Old version

  1. How do you verify decentralized media (the information)? Focusing on decentralized journalism at this point. See also Citizen journalism
    • Videos, pictures, etc… - Social Media as well
    • Primary, first-hand accounts, sometimes powerful (Twitter in Iran).
    • But how to verify and hold accountable?
      • One of the great things about decentralized media is the extent to which it can hold normal media accountable, e.g. the Dan Rather scandal.
      • But who checks the checkers?
      • Accountability is not only about verification: Are there times when it is better to choose not to publish? Norms taken on by "professional" journalists that do not but "should" apply to decentralized media as well? (E.g. wikileaks and national security, compare general, esp. government, reaction against those who think that information wants to be free).
    • Bias within decentralized media, is it a problem?
    • What criteria do people on the internet use to deem something fact vs. opinion (bring up CBS story, 60 minutes). See also Wikipedia as News Source.
    • Contrast with journalistic ethics codes and internal regulations (see Journalistic Ethics Wikipedia page and Anonymous Sources Wikipedia entry).
    • See also Citizen Journalism is dead; posits "three deadly E's" including ethics, economics, and epistemology (although it appears the author has changed his thoughts a little); Grassroots Journalism: Actual Content vs. Shining Ideal.
  2. Crowdfunding (view huffingtonpost article)
    • Contrasts traditional narrative that new journalism will replace old journalism. Instead, harness the same forces that donate money to grassroots political campaigns to donate money to fund news articles requiring a lot of investigation.
    • Anytime money exchanged, fear of bias
    • See this article, which talks about Spot.us.
  3. The legal regime and the "centralized" news media have over time developed a reasonably stable set of norms / regulations to govern various policy concerns, including First Amendment, defamation, confidential sources, etc.

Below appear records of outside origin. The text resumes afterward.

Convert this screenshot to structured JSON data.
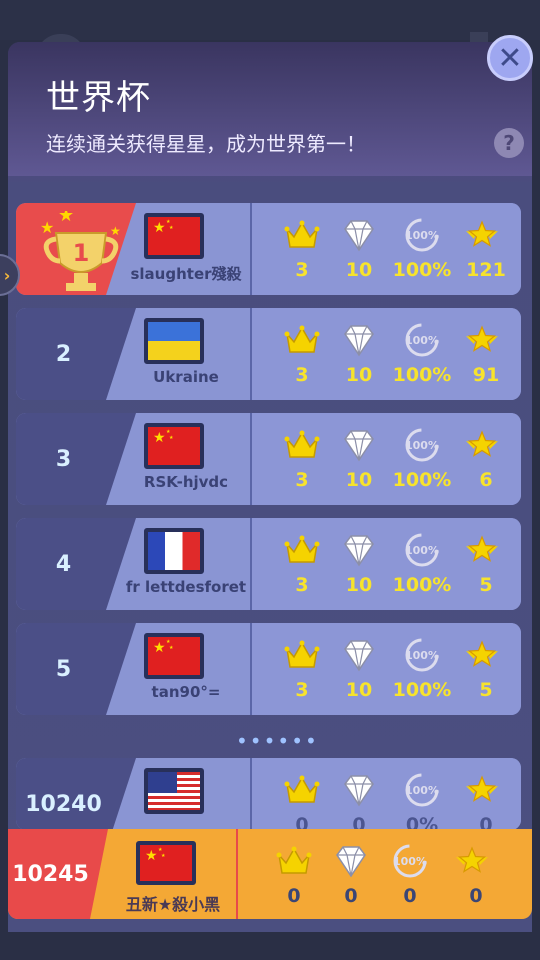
{
  "header": {
    "title": "世界杯",
    "subtitle": "连续通关获得星星，成为世界第一！",
    "help_label": "?",
    "close_label": "✕"
  },
  "rows": [
    {
      "rank": "1",
      "flag": "cn",
      "name": "slaughter殘殺",
      "crowns": "3",
      "diamonds": "10",
      "percent": "100%",
      "stars": "121"
    },
    {
      "rank": "2",
      "flag": "ua",
      "name": "Ukraine",
      "crowns": "3",
      "diamonds": "10",
      "percent": "100%",
      "stars": "91"
    },
    {
      "rank": "3",
      "flag": "cn",
      "name": "RSK-hjvdc",
      "crowns": "3",
      "diamonds": "10",
      "percent": "100%",
      "stars": "6"
    },
    {
      "rank": "4",
      "flag": "fr",
      "name": "fr lettdesforet",
      "crowns": "3",
      "diamonds": "10",
      "percent": "100%",
      "stars": "5"
    },
    {
      "rank": "5",
      "flag": "cn",
      "name": "tan90°=",
      "crowns": "3",
      "diamonds": "10",
      "percent": "100%",
      "stars": "5"
    },
    {
      "rank": "10240",
      "flag": "us",
      "name": "",
      "crowns": "0",
      "diamonds": "0",
      "percent": "0%",
      "stars": "0"
    }
  ],
  "separator": "••••••",
  "self": {
    "rank": "10245",
    "flag": "cn",
    "name": "丑新★殺小黑",
    "crowns": "0",
    "diamonds": "0",
    "percent": "0",
    "stars": "0"
  },
  "icons": [
    "crown-icon",
    "diamond-icon",
    "percent-badge-icon",
    "winged-star-icon",
    "trophy-icon",
    "close-icon",
    "help-icon",
    "chevron-right-icon"
  ],
  "colors": {
    "gold": "#f7e32c",
    "first_place": "#e84c4c",
    "self_row": "#f4a835",
    "row_bg": "#8c96d6"
  }
}
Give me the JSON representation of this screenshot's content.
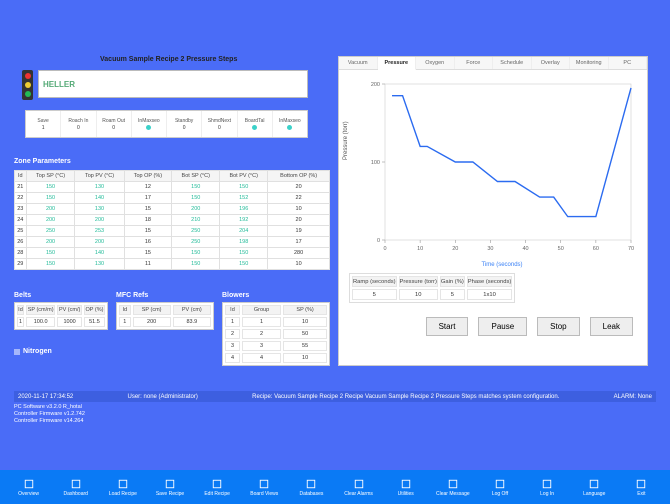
{
  "recipe_title": "Vacuum Sample Recipe 2 Pressure Steps",
  "brand": "HELLER",
  "summary": [
    {
      "label": "Save",
      "value": "1"
    },
    {
      "label": "Roach In",
      "value": "0"
    },
    {
      "label": "Roam Out",
      "value": "0"
    },
    {
      "label": "InMaxseo",
      "value": "dot"
    },
    {
      "label": "Standby",
      "value": "0"
    },
    {
      "label": "ShmdNext",
      "value": "0"
    },
    {
      "label": "BoardTal",
      "value": "dot"
    },
    {
      "label": "InMaxseo",
      "value": "dot"
    }
  ],
  "zone": {
    "title": "Zone Parameters",
    "headers": [
      "Id",
      "Top SP (°C)",
      "Top PV (°C)",
      "Top OP (%)",
      "Bot SP (°C)",
      "Bot PV (°C)",
      "Bottom OP (%)"
    ],
    "rows": [
      [
        "21",
        "150",
        "130",
        "12",
        "150",
        "150",
        "20"
      ],
      [
        "22",
        "150",
        "140",
        "17",
        "150",
        "152",
        "22"
      ],
      [
        "23",
        "200",
        "130",
        "15",
        "200",
        "196",
        "10"
      ],
      [
        "24",
        "200",
        "200",
        "18",
        "210",
        "192",
        "20"
      ],
      [
        "25",
        "250",
        "253",
        "15",
        "250",
        "204",
        "19"
      ],
      [
        "26",
        "200",
        "200",
        "16",
        "250",
        "198",
        "17"
      ],
      [
        "28",
        "150",
        "140",
        "15",
        "150",
        "150",
        "280"
      ],
      [
        "29",
        "150",
        "130",
        "11",
        "150",
        "150",
        "10"
      ]
    ]
  },
  "belts": {
    "title": "Belts",
    "headers": [
      "Id",
      "SP (cm/m)",
      "PV (cm/)",
      "OP (%)"
    ],
    "rows": [
      [
        "1",
        "100.0",
        "1000",
        "51.5"
      ]
    ]
  },
  "mfc": {
    "title": "MFC Refs",
    "headers": [
      "Id",
      "SP (cm)",
      "PV (cm)"
    ],
    "rows": [
      [
        "1",
        "200",
        "83.9"
      ]
    ]
  },
  "blowers": {
    "title": "Blowers",
    "headers": [
      "Id",
      "Group",
      "SP (%)"
    ],
    "rows": [
      [
        "1",
        "1",
        "10"
      ],
      [
        "2",
        "2",
        "50"
      ],
      [
        "3",
        "3",
        "55"
      ],
      [
        "4",
        "4",
        "10"
      ]
    ]
  },
  "nitrogen": "Nitrogen",
  "tabs": [
    "Vacuum",
    "Pressure",
    "Oxygen",
    "Force",
    "Schedule",
    "Overlay",
    "Monitoring",
    "PC"
  ],
  "active_tab": 1,
  "chart": {
    "ylabel": "Pressure (torr)",
    "xlabel": "Time (seconds)"
  },
  "chart_data": {
    "type": "line",
    "title": "",
    "xlabel": "Time (seconds)",
    "ylabel": "Pressure (torr)",
    "ylim": [
      0,
      200
    ],
    "xlim": [
      0,
      70
    ],
    "yticks": [
      0,
      100,
      200
    ],
    "xticks": [
      0,
      10,
      20,
      30,
      40,
      50,
      60,
      70
    ],
    "x": [
      2,
      5,
      10,
      12,
      20,
      25,
      32,
      37,
      44,
      48,
      52,
      60,
      70
    ],
    "values": [
      185,
      185,
      120,
      120,
      100,
      100,
      75,
      75,
      55,
      55,
      30,
      30,
      195
    ]
  },
  "result": {
    "headers": [
      "Ramp (seconds)",
      "Pressure (torr)",
      "Gain (%)",
      "Phase (seconds)"
    ],
    "rows": [
      [
        "5",
        "10",
        "5",
        "1x10"
      ]
    ]
  },
  "controls": {
    "start": "Start",
    "pause": "Pause",
    "stop": "Stop",
    "leak": "Leak"
  },
  "status": {
    "left": "2020-11-17 17:34:52",
    "user": "User: none (Administrator)",
    "mid": "Recipe: Vacuum Sample Recipe 2   Recipe Vacuum Sample Recipe 2 Pressure Steps matches system configuration.",
    "right": "ALARM: None"
  },
  "footer": {
    "line1": "PC Software v3.2.0 R_hotal",
    "line2": "Controller Firmware v1.2.742",
    "line3": "Controller Firmware v14.264"
  },
  "toolbar": [
    "Overview",
    "Dashboard",
    "Load Recipe",
    "Save Recipe",
    "Edit Recipe",
    "Board Views",
    "Databases",
    "Clear Alarms",
    "Utilities",
    "Clear Message",
    "Log Off",
    "Log In",
    "Language",
    "Exit"
  ]
}
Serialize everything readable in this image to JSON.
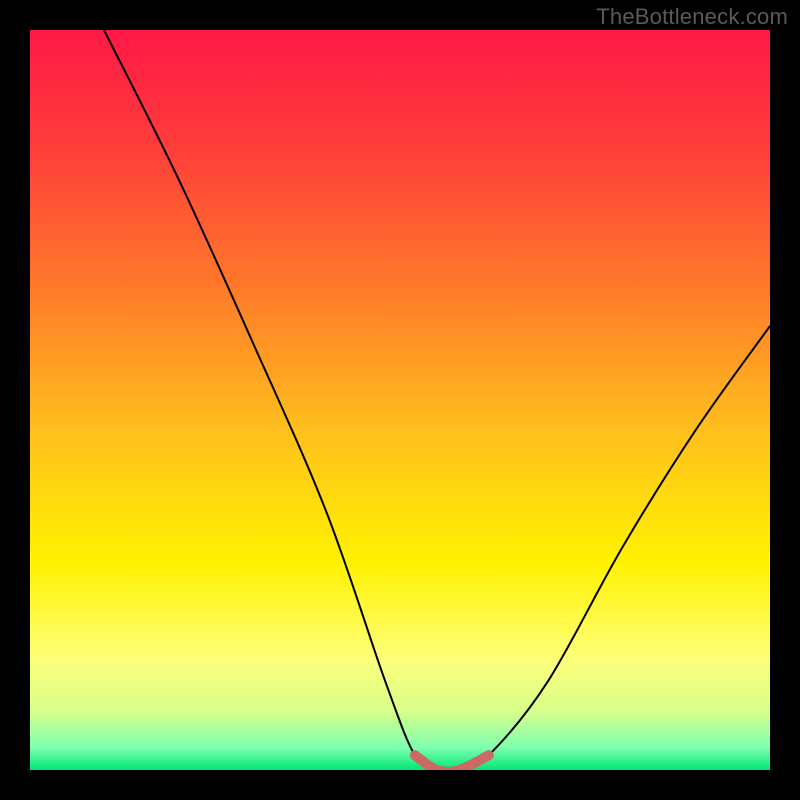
{
  "source_label": "TheBottleneck.com",
  "chart_data": {
    "type": "line",
    "title": "",
    "xlabel": "",
    "ylabel": "",
    "xlim": [
      0,
      100
    ],
    "ylim": [
      0,
      100
    ],
    "grid": false,
    "series": [
      {
        "name": "bottleneck-curve",
        "x": [
          10,
          20,
          30,
          40,
          48,
          52,
          55,
          58,
          62,
          70,
          80,
          90,
          100
        ],
        "y": [
          100,
          80,
          58,
          35,
          12,
          2,
          0,
          0,
          2,
          12,
          30,
          46,
          60
        ]
      },
      {
        "name": "optimal-range",
        "x": [
          52,
          55,
          58,
          62
        ],
        "y": [
          2,
          0,
          0,
          2
        ]
      }
    ],
    "background_gradient_stops": [
      {
        "pos": 0.0,
        "color": "#ff1846"
      },
      {
        "pos": 0.15,
        "color": "#ff3b3b"
      },
      {
        "pos": 0.35,
        "color": "#ff7a2a"
      },
      {
        "pos": 0.55,
        "color": "#ffc21c"
      },
      {
        "pos": 0.72,
        "color": "#fff200"
      },
      {
        "pos": 0.85,
        "color": "#fdff7a"
      },
      {
        "pos": 0.92,
        "color": "#d8ff8a"
      },
      {
        "pos": 0.97,
        "color": "#7dffb0"
      },
      {
        "pos": 1.0,
        "color": "#00e676"
      }
    ],
    "curve_color": "#000000",
    "optimal_range_color": "#c96a63"
  }
}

How well do these ideas translate when news is coming from "amateurs"?
    • Should the policies be redesigned?
    • See, e.g., this article, which talks about how a journalism "shield" law that's been stalled in Congress anyway is being blocked even more now because people don't want wikileaks to be able to use it as a shield.